* **Work to complete**:
Set down, in full, every record in the block.

[Page and application data records]

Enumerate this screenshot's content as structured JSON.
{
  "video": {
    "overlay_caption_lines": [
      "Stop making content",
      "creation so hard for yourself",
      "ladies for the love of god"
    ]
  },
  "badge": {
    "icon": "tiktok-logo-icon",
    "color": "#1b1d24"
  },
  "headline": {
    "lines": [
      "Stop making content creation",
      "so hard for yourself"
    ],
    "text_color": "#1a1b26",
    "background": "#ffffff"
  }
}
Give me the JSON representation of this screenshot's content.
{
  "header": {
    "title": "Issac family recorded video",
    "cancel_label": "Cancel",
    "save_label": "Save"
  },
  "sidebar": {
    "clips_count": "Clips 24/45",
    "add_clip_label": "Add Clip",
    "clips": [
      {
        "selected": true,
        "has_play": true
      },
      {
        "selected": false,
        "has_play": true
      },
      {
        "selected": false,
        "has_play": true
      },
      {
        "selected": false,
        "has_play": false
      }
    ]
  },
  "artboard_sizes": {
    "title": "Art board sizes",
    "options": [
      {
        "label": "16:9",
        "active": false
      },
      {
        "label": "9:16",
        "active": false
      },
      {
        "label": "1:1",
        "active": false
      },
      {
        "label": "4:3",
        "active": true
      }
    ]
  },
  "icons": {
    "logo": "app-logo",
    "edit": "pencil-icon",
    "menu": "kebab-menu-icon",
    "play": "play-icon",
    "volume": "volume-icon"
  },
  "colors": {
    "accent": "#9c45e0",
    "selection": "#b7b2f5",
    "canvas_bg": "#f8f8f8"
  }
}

* **Your solution**:
Enumerate this screenshot's content as structured JSON.
{
  "video": {
    "overlay_caption_lines": [
      "Stop making content",
      "creation so hard for yourself",
      "ladies for the love of god"
    ]
  },
  "badge": {
    "icon": "tiktok-logo-icon",
    "color": "#1b1d24"
  },
  "headline": {
    "lines": [
      "Stop making content creation",
      "so hard for yourself"
    ],
    "text_color": "#1a1b26",
    "background": "#ffffff"
  }
}
Give me the JSON representation of this screenshot's content.
{
  "header": {
    "title": "Issac family recorded video",
    "cancel_label": "Cancel",
    "save_label": "Save"
  },
  "sidebar": {
    "clips_count": "Clips 24/45",
    "add_clip_label": "Add Clip",
    "clips": [
      {
        "selected": true,
        "has_play": true
      },
      {
        "selected": false,
        "has_play": true
      },
      {
        "selected": false,
        "has_play": true
      },
      {
        "selected": false,
        "has_play": false
      }
    ]
  },
  "artboard_sizes": {
    "title": "Art board sizes",
    "options": [
      {
        "label": "16:9",
        "active": false
      },
      {
        "label": "9:16",
        "active": false
      },
      {
        "label": "1:1",
        "active": false
      },
      {
        "label": "4:3",
        "active": true
      }
    ]
  },
  "icons": {
    "logo": "app-logo",
    "edit": "pencil-icon",
    "menu": "kebab-menu-icon",
    "play": "play-icon",
    "volume": "volume-icon"
  },
  "colors": {
    "accent": "#9c45e0",
    "selection": "#b7b2f5",
    "canvas_bg": "#f8f8f8"
  }
}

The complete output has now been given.